> _TASK DETAILS_:
Reproduce the listing exactly, keeping every word as it is.

> _DATA FOR PROCESSING_:
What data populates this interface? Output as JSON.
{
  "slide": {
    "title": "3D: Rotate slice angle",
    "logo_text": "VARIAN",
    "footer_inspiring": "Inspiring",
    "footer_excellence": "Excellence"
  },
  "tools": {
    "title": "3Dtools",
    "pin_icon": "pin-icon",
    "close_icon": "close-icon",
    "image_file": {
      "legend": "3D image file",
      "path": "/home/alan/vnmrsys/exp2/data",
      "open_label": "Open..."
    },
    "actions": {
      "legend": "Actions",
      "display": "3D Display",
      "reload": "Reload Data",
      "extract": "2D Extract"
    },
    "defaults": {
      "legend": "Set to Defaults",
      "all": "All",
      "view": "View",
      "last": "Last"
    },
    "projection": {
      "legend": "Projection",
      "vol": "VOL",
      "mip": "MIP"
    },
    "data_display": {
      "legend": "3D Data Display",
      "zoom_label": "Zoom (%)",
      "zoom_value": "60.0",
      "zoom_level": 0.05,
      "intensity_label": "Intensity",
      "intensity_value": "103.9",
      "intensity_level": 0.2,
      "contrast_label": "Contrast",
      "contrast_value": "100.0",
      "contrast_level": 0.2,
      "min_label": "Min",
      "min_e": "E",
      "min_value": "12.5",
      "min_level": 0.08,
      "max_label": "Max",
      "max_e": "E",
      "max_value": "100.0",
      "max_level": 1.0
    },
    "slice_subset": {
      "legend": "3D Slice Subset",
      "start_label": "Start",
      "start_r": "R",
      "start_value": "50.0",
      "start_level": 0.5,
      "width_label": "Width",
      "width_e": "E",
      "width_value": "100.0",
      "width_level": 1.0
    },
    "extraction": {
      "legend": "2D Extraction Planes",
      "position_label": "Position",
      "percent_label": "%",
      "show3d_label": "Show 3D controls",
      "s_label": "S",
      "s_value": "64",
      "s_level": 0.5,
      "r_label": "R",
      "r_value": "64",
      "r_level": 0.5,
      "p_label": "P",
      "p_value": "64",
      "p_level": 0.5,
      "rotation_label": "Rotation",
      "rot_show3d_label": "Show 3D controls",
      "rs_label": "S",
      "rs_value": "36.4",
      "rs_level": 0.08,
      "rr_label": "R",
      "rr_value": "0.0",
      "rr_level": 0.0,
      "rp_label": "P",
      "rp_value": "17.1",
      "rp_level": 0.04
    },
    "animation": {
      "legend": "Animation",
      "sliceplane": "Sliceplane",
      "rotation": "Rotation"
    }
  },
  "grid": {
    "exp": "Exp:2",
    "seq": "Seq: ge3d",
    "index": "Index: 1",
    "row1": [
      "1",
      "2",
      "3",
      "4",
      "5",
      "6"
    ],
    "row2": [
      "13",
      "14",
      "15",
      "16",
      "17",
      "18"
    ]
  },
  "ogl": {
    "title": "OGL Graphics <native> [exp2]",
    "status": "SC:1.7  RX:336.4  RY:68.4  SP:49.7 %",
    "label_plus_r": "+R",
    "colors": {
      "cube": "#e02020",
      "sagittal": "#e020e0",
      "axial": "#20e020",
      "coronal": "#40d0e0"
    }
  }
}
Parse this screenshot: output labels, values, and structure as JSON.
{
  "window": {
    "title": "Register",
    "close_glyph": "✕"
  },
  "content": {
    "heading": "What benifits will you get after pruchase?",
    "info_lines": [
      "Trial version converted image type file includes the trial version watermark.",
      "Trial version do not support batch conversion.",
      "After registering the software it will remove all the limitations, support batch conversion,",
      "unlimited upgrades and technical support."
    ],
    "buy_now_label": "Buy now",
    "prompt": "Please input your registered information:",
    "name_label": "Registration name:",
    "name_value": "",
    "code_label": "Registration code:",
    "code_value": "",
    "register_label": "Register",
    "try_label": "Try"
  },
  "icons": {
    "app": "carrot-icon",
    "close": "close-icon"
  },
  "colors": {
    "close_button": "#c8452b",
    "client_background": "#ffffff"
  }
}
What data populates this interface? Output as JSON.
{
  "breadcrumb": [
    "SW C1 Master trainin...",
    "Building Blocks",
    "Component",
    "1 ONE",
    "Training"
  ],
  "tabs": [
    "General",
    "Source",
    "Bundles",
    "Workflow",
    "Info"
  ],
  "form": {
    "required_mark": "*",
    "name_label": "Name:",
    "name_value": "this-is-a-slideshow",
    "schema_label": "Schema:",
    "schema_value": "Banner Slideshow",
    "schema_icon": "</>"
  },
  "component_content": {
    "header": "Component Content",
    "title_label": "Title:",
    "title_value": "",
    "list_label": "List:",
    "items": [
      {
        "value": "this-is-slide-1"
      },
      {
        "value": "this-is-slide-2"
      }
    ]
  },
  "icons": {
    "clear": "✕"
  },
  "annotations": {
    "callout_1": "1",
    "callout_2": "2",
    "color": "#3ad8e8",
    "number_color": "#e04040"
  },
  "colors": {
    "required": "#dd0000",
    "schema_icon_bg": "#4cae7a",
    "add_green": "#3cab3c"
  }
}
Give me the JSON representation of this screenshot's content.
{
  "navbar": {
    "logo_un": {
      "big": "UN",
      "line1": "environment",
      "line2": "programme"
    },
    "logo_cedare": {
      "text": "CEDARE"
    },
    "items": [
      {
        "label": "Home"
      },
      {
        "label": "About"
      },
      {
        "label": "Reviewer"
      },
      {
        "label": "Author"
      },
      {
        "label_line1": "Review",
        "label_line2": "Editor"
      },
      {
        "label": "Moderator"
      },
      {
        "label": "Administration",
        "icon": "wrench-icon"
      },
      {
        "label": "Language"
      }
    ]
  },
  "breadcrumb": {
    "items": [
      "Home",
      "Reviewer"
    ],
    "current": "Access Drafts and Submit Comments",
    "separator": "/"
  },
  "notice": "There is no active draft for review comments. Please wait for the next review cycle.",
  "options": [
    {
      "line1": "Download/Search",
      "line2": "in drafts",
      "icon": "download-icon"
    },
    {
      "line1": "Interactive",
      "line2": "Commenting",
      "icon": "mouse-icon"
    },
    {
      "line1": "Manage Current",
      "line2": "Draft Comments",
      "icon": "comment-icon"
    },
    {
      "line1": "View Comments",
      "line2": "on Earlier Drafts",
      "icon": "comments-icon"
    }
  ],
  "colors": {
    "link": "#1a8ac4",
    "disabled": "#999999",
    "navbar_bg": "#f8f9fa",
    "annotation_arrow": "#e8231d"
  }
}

> _OUTPUT FOR THIS TASK_:
What data populates this interface? Output as JSON.
{
  "slide": {
    "title": "3D: Rotate slice angle",
    "logo_text": "VARIAN",
    "footer_inspiring": "Inspiring",
    "footer_excellence": "Excellence"
  },
  "tools": {
    "title": "3Dtools",
    "pin_icon": "pin-icon",
    "close_icon": "close-icon",
    "image_file": {
      "legend": "3D image file",
      "path": "/home/alan/vnmrsys/exp2/data",
      "open_label": "Open..."
    },
    "actions": {
      "legend": "Actions",
      "display": "3D Display",
      "reload": "Reload Data",
      "extract": "2D Extract"
    },
    "defaults": {
      "legend": "Set to Defaults",
      "all": "All",
      "view": "View",
      "last": "Last"
    },
    "projection": {
      "legend": "Projection",
      "vol": "VOL",
      "mip": "MIP"
    },
    "data_display": {
      "legend": "3D Data Display",
      "zoom_label": "Zoom (%)",
      "zoom_value": "60.0",
      "zoom_level": 0.05,
      "intensity_label": "Intensity",
      "intensity_value": "103.9",
      "intensity_level": 0.2,
      "contrast_label": "Contrast",
      "contrast_value": "100.0",
      "contrast_level": 0.2,
      "min_label": "Min",
      "min_e": "E",
      "min_value": "12.5",
      "min_level": 0.08,
      "max_label": "Max",
      "max_e": "E",
      "max_value": "100.0",
      "max_level": 1.0
    },
    "slice_subset": {
      "legend": "3D Slice Subset",
      "start_label": "Start",
      "start_r": "R",
      "start_value": "50.0",
      "start_level": 0.5,
      "width_label": "Width",
      "width_e": "E",
      "width_value": "100.0",
      "width_level": 1.0
    },
    "extraction": {
      "legend": "2D Extraction Planes",
      "position_label": "Position",
      "percent_label": "%",
      "show3d_label": "Show 3D controls",
      "s_label": "S",
      "s_value": "64",
      "s_level": 0.5,
      "r_label": "R",
      "r_value": "64",
      "r_level": 0.5,
      "p_label": "P",
      "p_value": "64",
      "p_level": 0.5,
      "rotation_label": "Rotation",
      "rot_show3d_label": "Show 3D controls",
      "rs_label": "S",
      "rs_value": "36.4",
      "rs_level": 0.08,
      "rr_label": "R",
      "rr_value": "0.0",
      "rr_level": 0.0,
      "rp_label": "P",
      "rp_value": "17.1",
      "rp_level": 0.04
    },
    "animation": {
      "legend": "Animation",
      "sliceplane": "Sliceplane",
      "rotation": "Rotation"
    }
  },
  "grid": {
    "exp": "Exp:2",
    "seq": "Seq: ge3d",
    "index": "Index: 1",
    "row1": [
      "1",
      "2",
      "3",
      "4",
      "5",
      "6"
    ],
    "row2": [
      "13",
      "14",
      "15",
      "16",
      "17",
      "18"
    ]
  },
  "ogl": {
    "title": "OGL Graphics <native> [exp2]",
    "status": "SC:1.7  RX:336.4  RY:68.4  SP:49.7 %",
    "label_plus_r": "+R",
    "colors": {
      "cube": "#e02020",
      "sagittal": "#e020e0",
      "axial": "#20e020",
      "coronal": "#40d0e0"
    }
  }
}
Parse this screenshot: output labels, values, and structure as JSON.
{
  "window": {
    "title": "Register",
    "close_glyph": "✕"
  },
  "content": {
    "heading": "What benifits will you get after pruchase?",
    "info_lines": [
      "Trial version converted image type file includes the trial version watermark.",
      "Trial version do not support batch conversion.",
      "After registering the software it will remove all the limitations, support batch conversion,",
      "unlimited upgrades and technical support."
    ],
    "buy_now_label": "Buy now",
    "prompt": "Please input your registered information:",
    "name_label": "Registration name:",
    "name_value": "",
    "code_label": "Registration code:",
    "code_value": "",
    "register_label": "Register",
    "try_label": "Try"
  },
  "icons": {
    "app": "carrot-icon",
    "close": "close-icon"
  },
  "colors": {
    "close_button": "#c8452b",
    "client_background": "#ffffff"
  }
}
What data populates this interface? Output as JSON.
{
  "breadcrumb": [
    "SW C1 Master trainin...",
    "Building Blocks",
    "Component",
    "1 ONE",
    "Training"
  ],
  "tabs": [
    "General",
    "Source",
    "Bundles",
    "Workflow",
    "Info"
  ],
  "form": {
    "required_mark": "*",
    "name_label": "Name:",
    "name_value": "this-is-a-slideshow",
    "schema_label": "Schema:",
    "schema_value": "Banner Slideshow",
    "schema_icon": "</>"
  },
  "component_content": {
    "header": "Component Content",
    "title_label": "Title:",
    "title_value": "",
    "list_label": "List:",
    "items": [
      {
        "value": "this-is-slide-1"
      },
      {
        "value": "this-is-slide-2"
      }
    ]
  },
  "icons": {
    "clear": "✕"
  },
  "annotations": {
    "callout_1": "1",
    "callout_2": "2",
    "color": "#3ad8e8",
    "number_color": "#e04040"
  },
  "colors": {
    "required": "#dd0000",
    "schema_icon_bg": "#4cae7a",
    "add_green": "#3cab3c"
  }
}
Give me the JSON representation of this screenshot's content.
{
  "navbar": {
    "logo_un": {
      "big": "UN",
      "line1": "environment",
      "line2": "programme"
    },
    "logo_cedare": {
      "text": "CEDARE"
    },
    "items": [
      {
        "label": "Home"
      },
      {
        "label": "About"
      },
      {
        "label": "Reviewer"
      },
      {
        "label": "Author"
      },
      {
        "label_line1": "Review",
        "label_line2": "Editor"
      },
      {
        "label": "Moderator"
      },
      {
        "label": "Administration",
        "icon": "wrench-icon"
      },
      {
        "label": "Language"
      }
    ]
  },
  "breadcrumb": {
    "items": [
      "Home",
      "Reviewer"
    ],
    "current": "Access Drafts and Submit Comments",
    "separator": "/"
  },
  "notice": "There is no active draft for review comments. Please wait for the next review cycle.",
  "options": [
    {
      "line1": "Download/Search",
      "line2": "in drafts",
      "icon": "download-icon"
    },
    {
      "line1": "Interactive",
      "line2": "Commenting",
      "icon": "mouse-icon"
    },
    {
      "line1": "Manage Current",
      "line2": "Draft Comments",
      "icon": "comment-icon"
    },
    {
      "line1": "View Comments",
      "line2": "on Earlier Drafts",
      "icon": "comments-icon"
    }
  ],
  "colors": {
    "link": "#1a8ac4",
    "disabled": "#999999",
    "navbar_bg": "#f8f9fa",
    "annotation_arrow": "#e8231d"
  }
}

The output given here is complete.